Porsche unveiled the Mission X concept this week, as part of the ’75 Years of Porsche Sports Cars’ exhibition being held at the Porsche Museum in Stuttgart. On June 8, 1948 – 75 years ago – Porsche debuted its ‘No.1’ Roadster, which was the first car in history to wear a Porsche badge.
The Mission X is obviously quite different to that original model. But it does build on a long line of legendary and pioneering models, such as the 959, the Carrera GT, and the 918 Spyder. It stands 4.5 metres long and about two metres wide, which isn’t that large for a hypercar, particularly the length.
Being a smallish sports car is true to the company’s heritage, with 20-inch front and 21-inch rear wheels cementing the hypercar look. At the front is an extremely low and deep splitter system, not too dissimilar to what you’ll find on an actual race car, while the long and protruding rear haunches are textbook hypercar stuff.
Zooming in on the detail, the rear wheels feature special aero blades that are almost transparent, and designed like turbines to help cool the brakes. The low body, mostly made from carbon fire and standing just 1.2 metres tall, becomes a showpiece when the extravagant butterfly doors are opened upward, and it’s all coated in a bespoke paint called Rocket Metallic.
Now for the exciting part, Porsche specifically says if a production version is made it should “be the fastest road-legal vehicle around the Nurburgring” as well as offer more aero downforce than the GT3 RS, and feature a 900-volt electrical system that charges up in twice the speed of the Taycan Turbo S.
This all means that yes, the Mission X is an electric vehicle. Strangely, Porsche hasn’t actually mentioned any specifications or power figures. However, another vision for the production version is for it to offer a power-to-weight ratio of 1PS:1kg. So if it weighs 1500kg, for example, it’ll produce 1500PS (1103kW).

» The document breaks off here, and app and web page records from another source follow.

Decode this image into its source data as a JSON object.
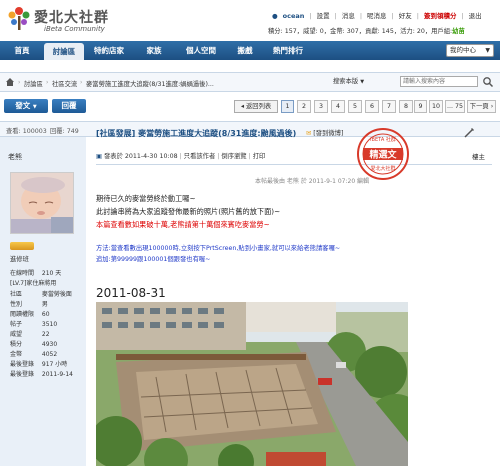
{
  "brand": {
    "title": "愛北大社群",
    "subtitle": "iBeta Community"
  },
  "user_bar": {
    "username": "ocean",
    "items": [
      "設置",
      "消息",
      "呢消息",
      "好友"
    ],
    "checkin": "簽到領積分",
    "logout": "退出"
  },
  "user_stats": {
    "text": "積分: 157，威望: 0，金幣: 307，貢獻: 145，活力: 20，用戶組:",
    "group": "幼苗"
  },
  "nav": {
    "items": [
      "首頁",
      "討論區",
      "特約店家",
      "家族",
      "個人空間",
      "搬戲",
      "熱門排行"
    ],
    "my_center": "我的中心"
  },
  "breadcrumb": {
    "items": [
      "討論區",
      "社區交流",
      "麥當勞施工進度大追蹤(8/31進度:蝸蝸過後)..."
    ],
    "search_type": "搜索本版",
    "search_placeholder": "請輸入搜索內容"
  },
  "actions": {
    "post": "發文",
    "reply": "回覆",
    "prev_list": "返回列表",
    "pages": [
      "1",
      "2",
      "3",
      "4",
      "5",
      "6",
      "7",
      "8",
      "9",
      "10",
      "... 75"
    ],
    "next": "下一頁"
  },
  "thread_info": {
    "views_label": "查看: 100003",
    "replies_label": "回覆: 749"
  },
  "author": {
    "name": "老熊",
    "rank": "進修班",
    "profile": [
      [
        "在線時間",
        "210 天"
      ],
      [
        "[LV.7]家住麻將用",
        ""
      ],
      [
        "社區",
        "麥當勞後面"
      ],
      [
        "性別",
        "男"
      ],
      [
        "閱讀權限",
        "60"
      ],
      [
        "帖子",
        "3510"
      ],
      [
        "威望",
        "22"
      ],
      [
        "積分",
        "4930"
      ],
      [
        "金幣",
        "4052"
      ],
      [
        "最後登錄",
        "917 小時"
      ],
      [
        "最後登錄",
        "2011-9-14"
      ]
    ]
  },
  "post": {
    "title": "[社區發展] 麥當勞施工進度大追蹤(8/31進度:颱風過後)",
    "title_tag": "[發到微博]",
    "meta_posted": "發表於 2011-4-30 10:08",
    "meta_author_only": "只看該作者",
    "meta_reverse": "倒序瀏覽",
    "meta_print": "打印",
    "floor": "樓主",
    "edit_note": "本帖最後由 老熊 於 2011-9-1 07:20 編輯",
    "lines": [
      "期待已久的麥當勞終於動工囉~",
      "此討論串將為大家追蹤發佈最新的照片(照片舊的放下面)~",
      "本篇查看數如果破十萬,老熊請第十萬個來賓吃麥當勞~",
      "方法:當查看數出現100000時,立刻按下PrtScreen,貼到小畫家,就可以來給老熊請客囉~",
      "追加:第99999跟100001個跟發也有喔~"
    ],
    "date_heading": "2011-08-31"
  },
  "stamp": {
    "top": "iBETA 社群",
    "main": "精選文",
    "bottom": "愛北大社群"
  },
  "colors": {
    "nav": "#1d4f82",
    "accent_red": "#cc0000",
    "link_blue": "#1d4f82",
    "sidebar": "#e9f0f8"
  }
}
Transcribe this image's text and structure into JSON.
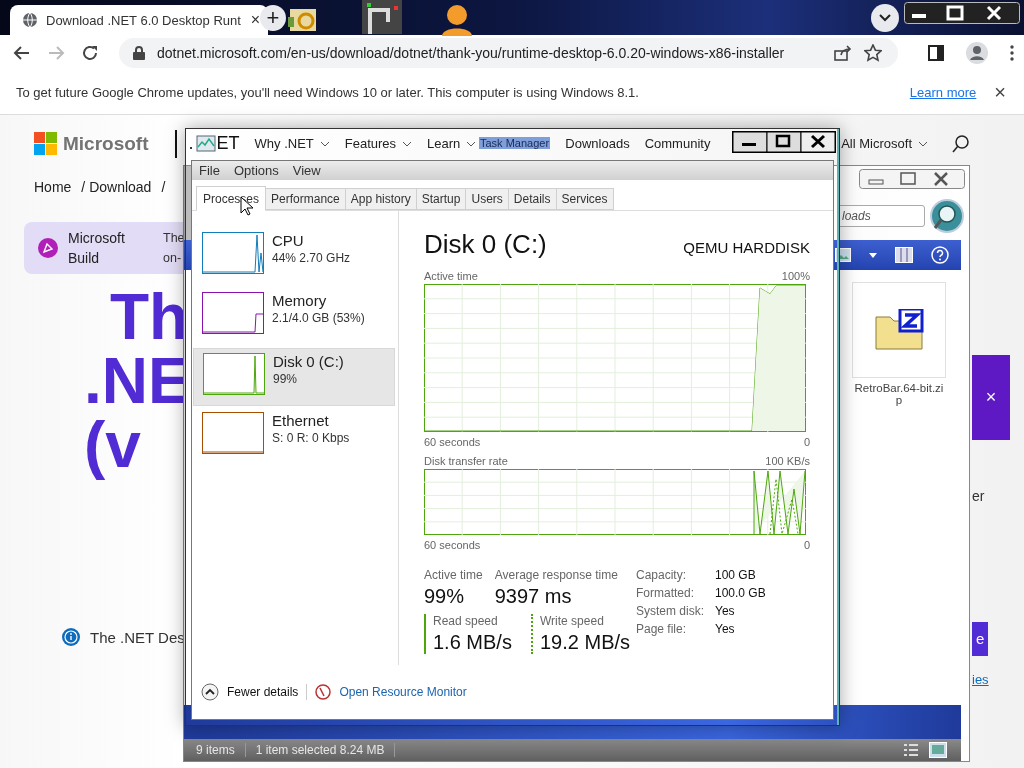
{
  "browser": {
    "tab": {
      "title": "Download .NET 6.0 Desktop Runt",
      "close": "×"
    },
    "new_tab": "+",
    "forward": {
      "disabled": true
    },
    "address": "dotnet.microsoft.com/en-us/download/dotnet/thank-you/runtime-desktop-6.0.20-windows-x86-installer"
  },
  "infobar": {
    "message": "To get future Google Chrome updates, you'll need Windows 10 or later. This computer is using Windows 8.1.",
    "link": "Learn more",
    "close": "×"
  },
  "site": {
    "brand": "Microsoft",
    "logo_left": ".",
    "logo_right": "ET",
    "nav": [
      {
        "label": "Why .NET",
        "dropdown": true
      },
      {
        "label": "Features",
        "dropdown": true
      },
      {
        "label": "Learn",
        "dropdown": true
      },
      {
        "label": "Downloads",
        "dropdown": false
      },
      {
        "label": "Community",
        "dropdown": false
      },
      {
        "label": "All Microsoft",
        "dropdown": true
      }
    ],
    "breadcrumb": [
      "Home",
      "/ Download",
      "/"
    ],
    "banner": {
      "title": "Microsoft Build",
      "lines": [
        "The",
        "on-"
      ]
    },
    "heading": [
      "Th",
      ".NE",
      "(v"
    ],
    "notice": "The .NET Des",
    "side_close": "×",
    "side_text": "er",
    "side_button": "e",
    "side_link": "ies"
  },
  "task_manager": {
    "title": "Task Manager",
    "menu": [
      "File",
      "Options",
      "View"
    ],
    "tabs": [
      {
        "label": "Processes",
        "selected": true
      },
      {
        "label": "Performance",
        "selected": false
      },
      {
        "label": "App history",
        "selected": false
      },
      {
        "label": "Startup",
        "selected": false
      },
      {
        "label": "Users",
        "selected": false
      },
      {
        "label": "Details",
        "selected": false
      },
      {
        "label": "Services",
        "selected": false
      }
    ],
    "resources": [
      {
        "kind": "cpu",
        "name": "CPU",
        "detail": "44% 2.70 GHz",
        "color": "#117dbb",
        "selected": false
      },
      {
        "kind": "memory",
        "name": "Memory",
        "detail": "2.1/4.0 GB (53%)",
        "color": "#8b12ae",
        "selected": false
      },
      {
        "kind": "disk",
        "name": "Disk 0 (C:)",
        "detail": "99%",
        "color": "#4da60c",
        "selected": true
      },
      {
        "kind": "network",
        "name": "Ethernet",
        "detail": "S: 0 R: 0 Kbps",
        "color": "#a74f01",
        "selected": false
      }
    ],
    "detail": {
      "title": "Disk 0 (C:)",
      "model": "QEMU HARDDISK",
      "charts": [
        {
          "kind": "active",
          "label": "Active time",
          "max": "100%",
          "span": "60 seconds",
          "min": "0"
        },
        {
          "kind": "transfer",
          "label": "Disk transfer rate",
          "max": "100 KB/s",
          "span": "60 seconds",
          "min": "0"
        }
      ],
      "stats": [
        {
          "label": "Active time",
          "value": "99%"
        },
        {
          "label": "Average response time",
          "value": "9397 ms"
        }
      ],
      "speeds": [
        {
          "kind": "read",
          "label": "Read speed",
          "value": "1.6 MB/s"
        },
        {
          "kind": "write",
          "label": "Write speed",
          "value": "19.2 MB/s"
        }
      ],
      "properties": [
        {
          "label": "Capacity:",
          "value": "100 GB"
        },
        {
          "label": "Formatted:",
          "value": "100.0 GB"
        },
        {
          "label": "System disk:",
          "value": "Yes"
        },
        {
          "label": "Page file:",
          "value": "Yes"
        }
      ]
    },
    "footer": {
      "toggle": "Fewer details",
      "link": "Open Resource Monitor"
    }
  },
  "explorer": {
    "search": "loads",
    "file": "RetroBar.64-bit.zip",
    "status": [
      "9 items",
      "1 item selected 8.24 MB"
    ]
  }
}
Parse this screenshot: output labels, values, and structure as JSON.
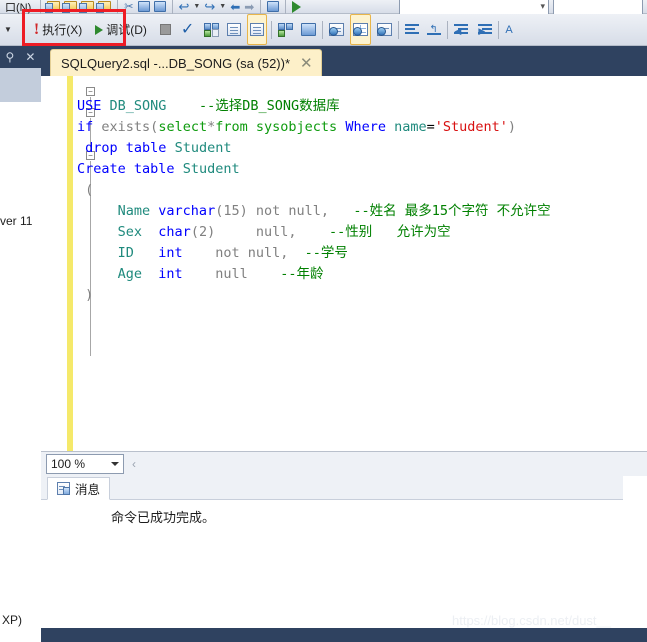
{
  "toolbar_top": {
    "items": [
      {
        "name": "menu-item-window-partial",
        "label": "口(N)",
        "icon": "menu-text"
      },
      {
        "name": "new-project-icon",
        "label": "",
        "icon": "folder-icon"
      },
      {
        "name": "open-project-icon",
        "label": "",
        "icon": "folder-icon"
      },
      {
        "name": "open-file-icon",
        "label": "",
        "icon": "folder-icon"
      },
      {
        "name": "save-all-icon",
        "label": "",
        "icon": "folder-icon"
      },
      {
        "name": "cut-icon",
        "label": "",
        "icon": "scissors-icon"
      },
      {
        "name": "copy-icon",
        "label": "",
        "icon": "copy-icon"
      },
      {
        "name": "paste-icon",
        "label": "",
        "icon": "paste-icon"
      },
      {
        "name": "undo-icon",
        "label": "",
        "icon": "undo-icon"
      },
      {
        "name": "redo-icon",
        "label": "",
        "icon": "redo-icon"
      },
      {
        "name": "navigate-back-icon",
        "label": "",
        "icon": "arrow-left-icon"
      },
      {
        "name": "navigate-forward-icon",
        "label": "",
        "icon": "arrow-right-icon"
      },
      {
        "name": "new-query-icon",
        "label": "",
        "icon": "new-query-icon"
      },
      {
        "name": "start-debug-icon",
        "label": "",
        "icon": "play-icon"
      }
    ]
  },
  "toolbar_main": {
    "database_combo_value": "",
    "execute_button": {
      "label": "执行(X)",
      "icon": "exclamation-icon",
      "highlighted": true
    },
    "debug_button": {
      "label": "调试(D)",
      "icon": "play-triangle-icon"
    },
    "items": [
      {
        "name": "stop-button",
        "icon": "stop-square-icon"
      },
      {
        "name": "parse-button",
        "icon": "checkmark-icon"
      },
      {
        "name": "display-estimated-execution-plan-button",
        "icon": "estimated-plan-icon"
      },
      {
        "name": "query-options-button",
        "icon": "query-options-icon"
      },
      {
        "name": "results-to-text-button",
        "icon": "results-to-text-icon"
      },
      {
        "name": "include-actual-execution-plan-button",
        "icon": "actual-plan-icon"
      },
      {
        "name": "include-client-statistics-button",
        "icon": "client-statistics-icon"
      },
      {
        "name": "results-to-file-button",
        "icon": "results-to-file-icon"
      },
      {
        "name": "results-to-grid-button",
        "icon": "results-to-grid-icon"
      },
      {
        "name": "results-to-text2-button",
        "icon": "results-to-text2-icon"
      },
      {
        "name": "comment-lines-button",
        "icon": "comment-lines-icon"
      },
      {
        "name": "uncomment-lines-button",
        "icon": "uncomment-lines-icon"
      },
      {
        "name": "decrease-indent-button",
        "icon": "decrease-indent-icon"
      },
      {
        "name": "increase-indent-button",
        "icon": "increase-indent-icon"
      }
    ]
  },
  "left_dock": {
    "pin_icon": "pin-icon",
    "close_icon": "close-icon",
    "partial_text": "ver 11",
    "bottom_text": "XP)"
  },
  "editor": {
    "tab": {
      "title": "SQLQuery2.sql -...DB_SONG (sa (52))*",
      "close_label": "✕"
    },
    "zoom": {
      "value": "100 %",
      "scroll_left_label": "‹"
    },
    "code_lines": [
      "USE DB_SONG    --选择DB_SONG数据库",
      "if exists(select*from sysobjects Where name='Student')",
      " drop table Student",
      "Create table Student",
      " (",
      "     Name varchar(15) not null,   --姓名 最多15个字符 不允许空",
      "     Sex  char(2)     null,    --性别   允许为空",
      "     ID   int    not null,  --学号",
      "     Age  int    null    --年龄",
      " )"
    ]
  },
  "results": {
    "tab_label": "消息",
    "tab_icon": "message-icon",
    "message": "命令已成功完成。"
  },
  "watermark": "https://blog.csdn.net/dust__",
  "colors": {
    "accent_highlight": "#ee1c25",
    "tab_background": "#fdf0c9",
    "window_chrome": "#2f4260",
    "toolbar_gradient_top": "#eef1f6",
    "toolbar_gradient_bottom": "#d7dde8",
    "code_keyword": "#0000ff",
    "code_comment": "#008000",
    "code_string": "#d81111",
    "code_identifier": "#1f8a7d",
    "code_function": "#0f9b0f",
    "indicator_bar": "#f5e96a"
  }
}
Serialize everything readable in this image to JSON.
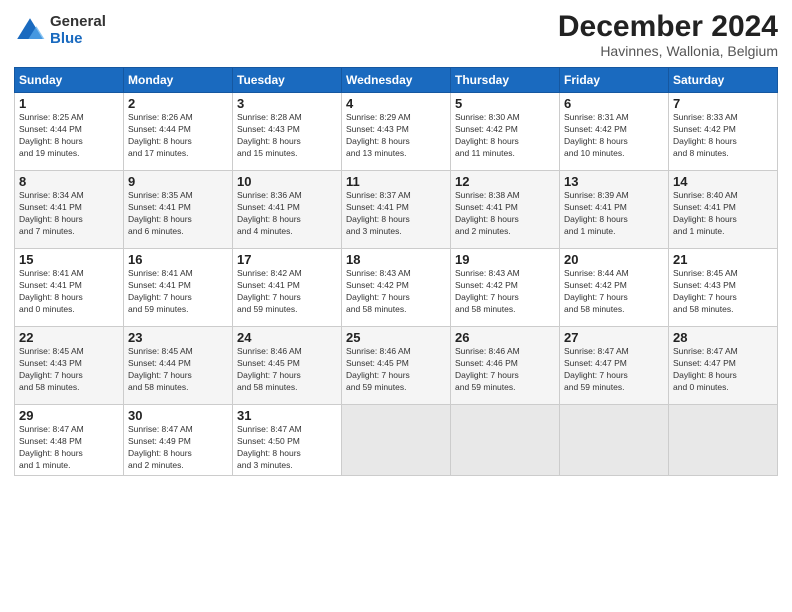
{
  "header": {
    "logo_general": "General",
    "logo_blue": "Blue",
    "month": "December 2024",
    "location": "Havinnes, Wallonia, Belgium"
  },
  "days_of_week": [
    "Sunday",
    "Monday",
    "Tuesday",
    "Wednesday",
    "Thursday",
    "Friday",
    "Saturday"
  ],
  "weeks": [
    [
      {
        "day": "1",
        "info": "Sunrise: 8:25 AM\nSunset: 4:44 PM\nDaylight: 8 hours\nand 19 minutes."
      },
      {
        "day": "2",
        "info": "Sunrise: 8:26 AM\nSunset: 4:44 PM\nDaylight: 8 hours\nand 17 minutes."
      },
      {
        "day": "3",
        "info": "Sunrise: 8:28 AM\nSunset: 4:43 PM\nDaylight: 8 hours\nand 15 minutes."
      },
      {
        "day": "4",
        "info": "Sunrise: 8:29 AM\nSunset: 4:43 PM\nDaylight: 8 hours\nand 13 minutes."
      },
      {
        "day": "5",
        "info": "Sunrise: 8:30 AM\nSunset: 4:42 PM\nDaylight: 8 hours\nand 11 minutes."
      },
      {
        "day": "6",
        "info": "Sunrise: 8:31 AM\nSunset: 4:42 PM\nDaylight: 8 hours\nand 10 minutes."
      },
      {
        "day": "7",
        "info": "Sunrise: 8:33 AM\nSunset: 4:42 PM\nDaylight: 8 hours\nand 8 minutes."
      }
    ],
    [
      {
        "day": "8",
        "info": "Sunrise: 8:34 AM\nSunset: 4:41 PM\nDaylight: 8 hours\nand 7 minutes."
      },
      {
        "day": "9",
        "info": "Sunrise: 8:35 AM\nSunset: 4:41 PM\nDaylight: 8 hours\nand 6 minutes."
      },
      {
        "day": "10",
        "info": "Sunrise: 8:36 AM\nSunset: 4:41 PM\nDaylight: 8 hours\nand 4 minutes."
      },
      {
        "day": "11",
        "info": "Sunrise: 8:37 AM\nSunset: 4:41 PM\nDaylight: 8 hours\nand 3 minutes."
      },
      {
        "day": "12",
        "info": "Sunrise: 8:38 AM\nSunset: 4:41 PM\nDaylight: 8 hours\nand 2 minutes."
      },
      {
        "day": "13",
        "info": "Sunrise: 8:39 AM\nSunset: 4:41 PM\nDaylight: 8 hours\nand 1 minute."
      },
      {
        "day": "14",
        "info": "Sunrise: 8:40 AM\nSunset: 4:41 PM\nDaylight: 8 hours\nand 1 minute."
      }
    ],
    [
      {
        "day": "15",
        "info": "Sunrise: 8:41 AM\nSunset: 4:41 PM\nDaylight: 8 hours\nand 0 minutes."
      },
      {
        "day": "16",
        "info": "Sunrise: 8:41 AM\nSunset: 4:41 PM\nDaylight: 7 hours\nand 59 minutes."
      },
      {
        "day": "17",
        "info": "Sunrise: 8:42 AM\nSunset: 4:41 PM\nDaylight: 7 hours\nand 59 minutes."
      },
      {
        "day": "18",
        "info": "Sunrise: 8:43 AM\nSunset: 4:42 PM\nDaylight: 7 hours\nand 58 minutes."
      },
      {
        "day": "19",
        "info": "Sunrise: 8:43 AM\nSunset: 4:42 PM\nDaylight: 7 hours\nand 58 minutes."
      },
      {
        "day": "20",
        "info": "Sunrise: 8:44 AM\nSunset: 4:42 PM\nDaylight: 7 hours\nand 58 minutes."
      },
      {
        "day": "21",
        "info": "Sunrise: 8:45 AM\nSunset: 4:43 PM\nDaylight: 7 hours\nand 58 minutes."
      }
    ],
    [
      {
        "day": "22",
        "info": "Sunrise: 8:45 AM\nSunset: 4:43 PM\nDaylight: 7 hours\nand 58 minutes."
      },
      {
        "day": "23",
        "info": "Sunrise: 8:45 AM\nSunset: 4:44 PM\nDaylight: 7 hours\nand 58 minutes."
      },
      {
        "day": "24",
        "info": "Sunrise: 8:46 AM\nSunset: 4:45 PM\nDaylight: 7 hours\nand 58 minutes."
      },
      {
        "day": "25",
        "info": "Sunrise: 8:46 AM\nSunset: 4:45 PM\nDaylight: 7 hours\nand 59 minutes."
      },
      {
        "day": "26",
        "info": "Sunrise: 8:46 AM\nSunset: 4:46 PM\nDaylight: 7 hours\nand 59 minutes."
      },
      {
        "day": "27",
        "info": "Sunrise: 8:47 AM\nSunset: 4:47 PM\nDaylight: 7 hours\nand 59 minutes."
      },
      {
        "day": "28",
        "info": "Sunrise: 8:47 AM\nSunset: 4:47 PM\nDaylight: 8 hours\nand 0 minutes."
      }
    ],
    [
      {
        "day": "29",
        "info": "Sunrise: 8:47 AM\nSunset: 4:48 PM\nDaylight: 8 hours\nand 1 minute."
      },
      {
        "day": "30",
        "info": "Sunrise: 8:47 AM\nSunset: 4:49 PM\nDaylight: 8 hours\nand 2 minutes."
      },
      {
        "day": "31",
        "info": "Sunrise: 8:47 AM\nSunset: 4:50 PM\nDaylight: 8 hours\nand 3 minutes."
      },
      {
        "day": "",
        "info": ""
      },
      {
        "day": "",
        "info": ""
      },
      {
        "day": "",
        "info": ""
      },
      {
        "day": "",
        "info": ""
      }
    ]
  ]
}
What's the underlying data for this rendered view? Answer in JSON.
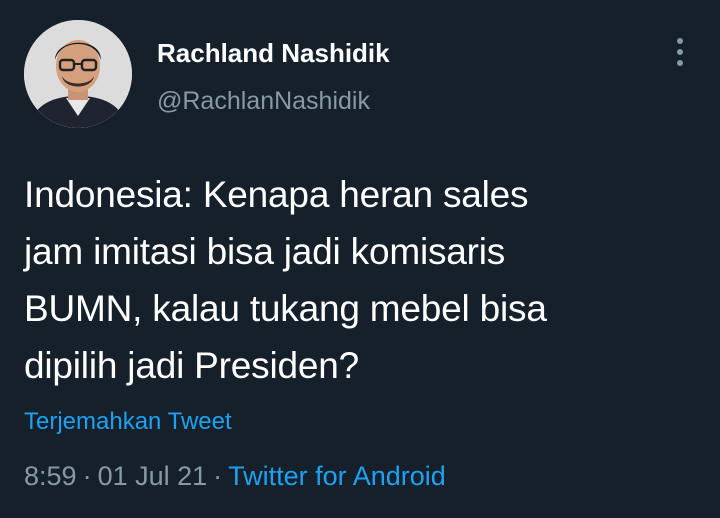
{
  "author": {
    "display_name": "Rachland Nashidik",
    "handle": "@RachlanNashidik"
  },
  "icons": {
    "more": "more-vertical-icon"
  },
  "tweet": {
    "text": "Indonesia: Kenapa heran sales\njam imitasi bisa jadi komisaris\nBUMN, kalau tukang mebel bisa\ndipilih jadi Presiden?",
    "translate_label": "Terjemahkan Tweet",
    "time": "8:59",
    "separator": "·",
    "date": "01 Jul 21",
    "source": "Twitter for Android"
  },
  "colors": {
    "background": "#15202b",
    "text_primary": "#ffffff",
    "text_secondary": "#8899a6",
    "accent": "#1da1f2"
  }
}
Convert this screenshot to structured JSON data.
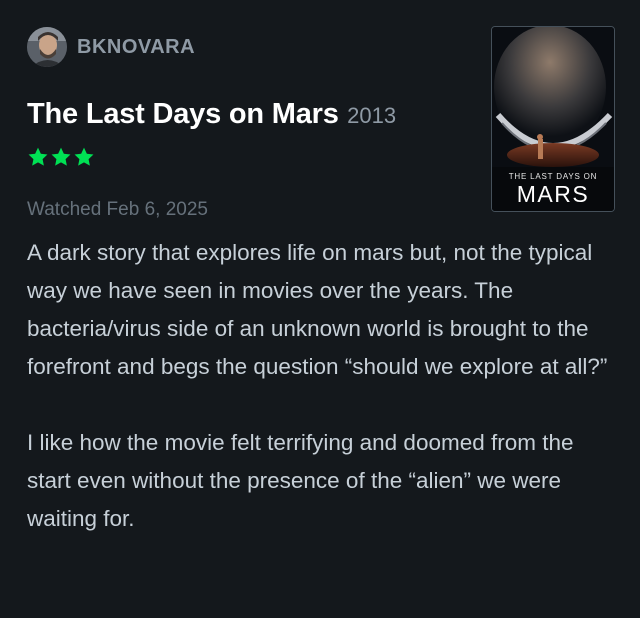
{
  "reviewer": {
    "username": "BKNOVARA",
    "avatar_icon": "person-portrait"
  },
  "film": {
    "title": "The Last Days on Mars",
    "year": "2013",
    "poster": {
      "tagline": "THE LAST DAYS ON",
      "title": "MARS"
    }
  },
  "rating": {
    "stars": 3,
    "star_color": "#00e054"
  },
  "watched_text": "Watched Feb 6, 2025",
  "review": {
    "paragraphs": [
      "A dark story that explores life on mars but, not the typical way we have seen in movies over the years. The bacteria/virus side of an unknown world is brought to the forefront and begs the question “should we explore at all?”",
      "I like how the movie felt terrifying and doomed from the start even without the presence of the “alien” we were waiting for."
    ]
  },
  "colors": {
    "background": "#14181c",
    "title": "#ffffff",
    "body_text": "#c7d0d8",
    "muted_text": "#8f9aa5"
  }
}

So, will it go into production? We think it will. After all, it is electric and that’s an important focus for almost all automotive brands at the moment.
Secondly, Porsche rarely builds a concept car for no reason; the Taycan was originally pitched as the Mission E concept and then it arrived in showrooms with a pretty similar design. Michael Mauer, head of style Porsche, said:
“The Mission X is a clear commitment to the core of the brand. The continuing, enhanced expression of our brand and product identity is an important compass for us to navigate the development of our series-production models. The concept study symbolises a symbiosis of unmistakable motorsport DNA with a luxurious overall impression.”
We assume the concept will be on display at the Porsche Museum for the celebratory exhibition, and it’ll probably do the rounds in various media and event showcases at some point.